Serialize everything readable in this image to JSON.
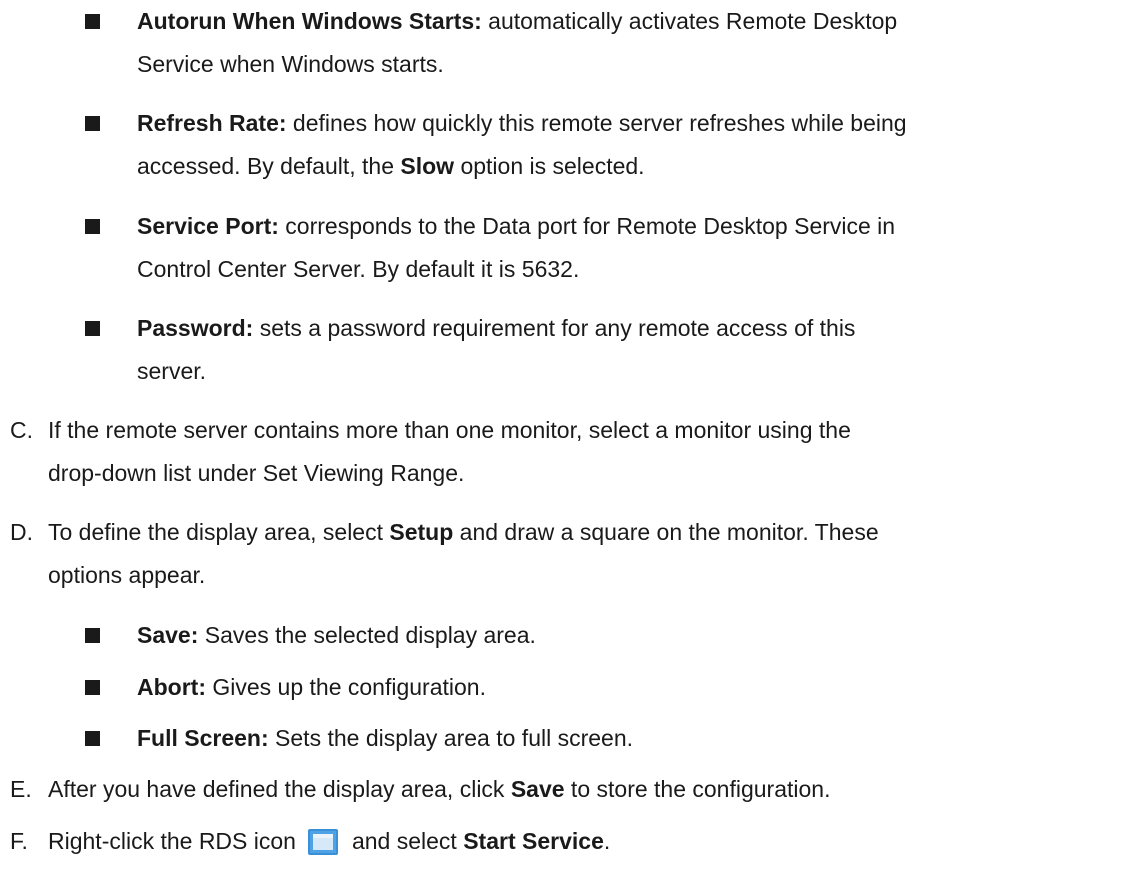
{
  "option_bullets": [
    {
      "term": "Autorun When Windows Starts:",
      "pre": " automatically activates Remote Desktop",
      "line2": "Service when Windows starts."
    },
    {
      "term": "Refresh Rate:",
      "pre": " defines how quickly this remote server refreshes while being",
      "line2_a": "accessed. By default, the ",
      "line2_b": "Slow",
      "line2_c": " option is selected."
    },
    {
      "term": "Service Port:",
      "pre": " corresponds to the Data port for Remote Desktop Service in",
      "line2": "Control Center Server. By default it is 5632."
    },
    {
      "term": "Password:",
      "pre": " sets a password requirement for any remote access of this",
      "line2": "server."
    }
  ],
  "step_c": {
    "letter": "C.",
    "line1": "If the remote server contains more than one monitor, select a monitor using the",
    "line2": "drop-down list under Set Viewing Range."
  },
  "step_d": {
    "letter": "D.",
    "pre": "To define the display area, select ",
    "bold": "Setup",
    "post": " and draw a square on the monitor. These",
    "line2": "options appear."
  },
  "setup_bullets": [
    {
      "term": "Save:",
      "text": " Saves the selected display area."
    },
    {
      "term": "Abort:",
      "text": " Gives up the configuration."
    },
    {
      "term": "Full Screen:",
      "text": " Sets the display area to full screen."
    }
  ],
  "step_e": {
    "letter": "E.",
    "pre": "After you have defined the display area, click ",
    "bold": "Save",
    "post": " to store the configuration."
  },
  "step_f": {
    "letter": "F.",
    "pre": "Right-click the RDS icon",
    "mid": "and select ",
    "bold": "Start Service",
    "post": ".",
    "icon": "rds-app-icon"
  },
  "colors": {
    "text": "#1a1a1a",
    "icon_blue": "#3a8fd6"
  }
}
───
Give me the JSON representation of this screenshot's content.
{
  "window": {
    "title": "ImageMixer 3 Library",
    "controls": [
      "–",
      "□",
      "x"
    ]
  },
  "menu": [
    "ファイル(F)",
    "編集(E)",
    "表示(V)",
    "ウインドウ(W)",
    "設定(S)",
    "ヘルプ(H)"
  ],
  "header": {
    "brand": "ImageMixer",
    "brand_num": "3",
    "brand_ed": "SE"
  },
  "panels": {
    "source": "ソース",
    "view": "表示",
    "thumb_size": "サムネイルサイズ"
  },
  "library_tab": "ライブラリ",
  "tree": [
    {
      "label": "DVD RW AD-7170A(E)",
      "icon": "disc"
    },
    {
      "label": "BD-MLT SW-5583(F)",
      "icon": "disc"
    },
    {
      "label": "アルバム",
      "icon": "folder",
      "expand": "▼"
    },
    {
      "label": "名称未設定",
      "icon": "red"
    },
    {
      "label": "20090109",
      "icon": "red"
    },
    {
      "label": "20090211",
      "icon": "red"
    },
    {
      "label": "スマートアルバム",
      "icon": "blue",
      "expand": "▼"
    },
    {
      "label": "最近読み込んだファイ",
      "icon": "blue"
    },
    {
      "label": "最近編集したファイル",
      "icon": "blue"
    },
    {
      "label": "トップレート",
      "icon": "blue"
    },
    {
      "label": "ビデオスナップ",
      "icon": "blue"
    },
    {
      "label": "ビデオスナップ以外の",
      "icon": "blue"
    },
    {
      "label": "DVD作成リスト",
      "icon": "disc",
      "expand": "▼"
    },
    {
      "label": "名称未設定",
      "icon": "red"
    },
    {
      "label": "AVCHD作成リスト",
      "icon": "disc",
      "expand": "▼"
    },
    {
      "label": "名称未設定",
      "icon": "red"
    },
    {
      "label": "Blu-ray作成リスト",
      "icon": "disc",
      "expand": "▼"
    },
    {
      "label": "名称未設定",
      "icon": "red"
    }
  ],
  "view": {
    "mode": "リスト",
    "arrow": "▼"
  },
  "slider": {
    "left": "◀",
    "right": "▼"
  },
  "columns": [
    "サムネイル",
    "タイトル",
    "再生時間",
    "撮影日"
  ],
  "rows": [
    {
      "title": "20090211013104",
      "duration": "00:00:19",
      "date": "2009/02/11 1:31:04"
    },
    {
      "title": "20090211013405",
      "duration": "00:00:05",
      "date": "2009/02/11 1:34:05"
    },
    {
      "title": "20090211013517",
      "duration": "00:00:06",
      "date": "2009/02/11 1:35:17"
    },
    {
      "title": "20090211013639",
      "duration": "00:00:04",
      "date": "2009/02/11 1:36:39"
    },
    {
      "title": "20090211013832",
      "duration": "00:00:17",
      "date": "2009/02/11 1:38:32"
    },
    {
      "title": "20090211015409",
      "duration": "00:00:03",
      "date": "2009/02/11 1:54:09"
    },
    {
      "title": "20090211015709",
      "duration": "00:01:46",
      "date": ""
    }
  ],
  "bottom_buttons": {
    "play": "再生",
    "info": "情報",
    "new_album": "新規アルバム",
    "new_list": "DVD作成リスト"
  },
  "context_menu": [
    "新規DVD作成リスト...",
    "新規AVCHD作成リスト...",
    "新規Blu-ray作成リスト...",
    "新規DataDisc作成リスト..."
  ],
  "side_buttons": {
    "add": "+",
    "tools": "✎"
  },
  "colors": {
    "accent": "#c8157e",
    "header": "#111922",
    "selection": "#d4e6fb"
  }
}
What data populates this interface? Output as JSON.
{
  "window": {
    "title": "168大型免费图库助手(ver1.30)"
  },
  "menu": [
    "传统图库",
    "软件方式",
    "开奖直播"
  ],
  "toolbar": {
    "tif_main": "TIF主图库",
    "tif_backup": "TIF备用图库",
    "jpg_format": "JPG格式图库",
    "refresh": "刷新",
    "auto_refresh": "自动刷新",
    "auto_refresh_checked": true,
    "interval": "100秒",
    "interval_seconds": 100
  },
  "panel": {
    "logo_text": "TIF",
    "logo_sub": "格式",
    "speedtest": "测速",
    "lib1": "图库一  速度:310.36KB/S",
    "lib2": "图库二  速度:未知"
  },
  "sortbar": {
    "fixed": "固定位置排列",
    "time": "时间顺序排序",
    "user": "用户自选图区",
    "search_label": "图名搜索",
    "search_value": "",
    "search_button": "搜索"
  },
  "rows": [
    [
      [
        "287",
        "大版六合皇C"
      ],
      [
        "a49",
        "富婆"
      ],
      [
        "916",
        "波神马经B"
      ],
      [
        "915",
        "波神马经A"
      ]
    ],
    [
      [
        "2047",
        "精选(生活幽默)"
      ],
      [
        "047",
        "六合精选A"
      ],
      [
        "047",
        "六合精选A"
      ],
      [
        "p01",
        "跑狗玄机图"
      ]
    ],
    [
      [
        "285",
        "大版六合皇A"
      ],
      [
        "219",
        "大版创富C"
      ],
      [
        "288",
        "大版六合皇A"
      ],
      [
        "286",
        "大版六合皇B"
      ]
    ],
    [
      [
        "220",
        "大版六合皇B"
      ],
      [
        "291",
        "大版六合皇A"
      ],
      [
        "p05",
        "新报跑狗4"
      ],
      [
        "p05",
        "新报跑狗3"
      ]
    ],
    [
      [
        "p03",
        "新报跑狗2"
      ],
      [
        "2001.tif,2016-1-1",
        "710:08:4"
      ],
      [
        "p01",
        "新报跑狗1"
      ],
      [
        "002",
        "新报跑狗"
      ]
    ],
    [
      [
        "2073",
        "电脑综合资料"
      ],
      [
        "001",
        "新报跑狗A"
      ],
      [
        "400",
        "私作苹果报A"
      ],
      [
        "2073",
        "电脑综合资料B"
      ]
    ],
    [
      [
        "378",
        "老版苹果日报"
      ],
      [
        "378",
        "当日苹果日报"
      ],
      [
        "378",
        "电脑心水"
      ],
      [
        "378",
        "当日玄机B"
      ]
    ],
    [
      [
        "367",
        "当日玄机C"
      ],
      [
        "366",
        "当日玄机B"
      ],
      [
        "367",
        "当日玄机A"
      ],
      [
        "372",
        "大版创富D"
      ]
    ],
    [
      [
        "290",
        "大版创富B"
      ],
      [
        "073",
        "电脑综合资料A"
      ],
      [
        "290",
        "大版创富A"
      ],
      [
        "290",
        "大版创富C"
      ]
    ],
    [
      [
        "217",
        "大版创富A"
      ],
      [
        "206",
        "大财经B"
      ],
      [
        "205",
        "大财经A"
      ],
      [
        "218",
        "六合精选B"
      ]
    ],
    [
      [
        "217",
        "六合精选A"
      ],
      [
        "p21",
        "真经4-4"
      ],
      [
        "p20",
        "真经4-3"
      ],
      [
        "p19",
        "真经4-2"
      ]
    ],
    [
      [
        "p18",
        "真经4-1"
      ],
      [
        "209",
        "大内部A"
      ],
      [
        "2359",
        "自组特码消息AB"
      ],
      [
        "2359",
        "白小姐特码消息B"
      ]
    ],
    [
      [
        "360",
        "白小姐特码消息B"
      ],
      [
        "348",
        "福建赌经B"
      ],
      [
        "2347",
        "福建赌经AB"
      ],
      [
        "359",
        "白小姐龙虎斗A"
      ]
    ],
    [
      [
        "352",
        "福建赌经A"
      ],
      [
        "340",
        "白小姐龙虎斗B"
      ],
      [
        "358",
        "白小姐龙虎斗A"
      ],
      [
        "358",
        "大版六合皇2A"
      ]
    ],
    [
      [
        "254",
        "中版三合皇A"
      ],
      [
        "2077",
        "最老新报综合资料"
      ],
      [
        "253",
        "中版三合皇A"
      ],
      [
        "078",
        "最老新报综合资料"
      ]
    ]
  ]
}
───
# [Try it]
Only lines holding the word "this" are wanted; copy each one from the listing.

# [Exercise output]
Serialize everything readable in this image to JSON.
      "pre": " defines how quickly this remote server refreshes while being",
      "pre": " sets a password requirement for any remote access of this",
Give me the JSON representation of this screenshot's content.
What data populates this interface? Output as JSON.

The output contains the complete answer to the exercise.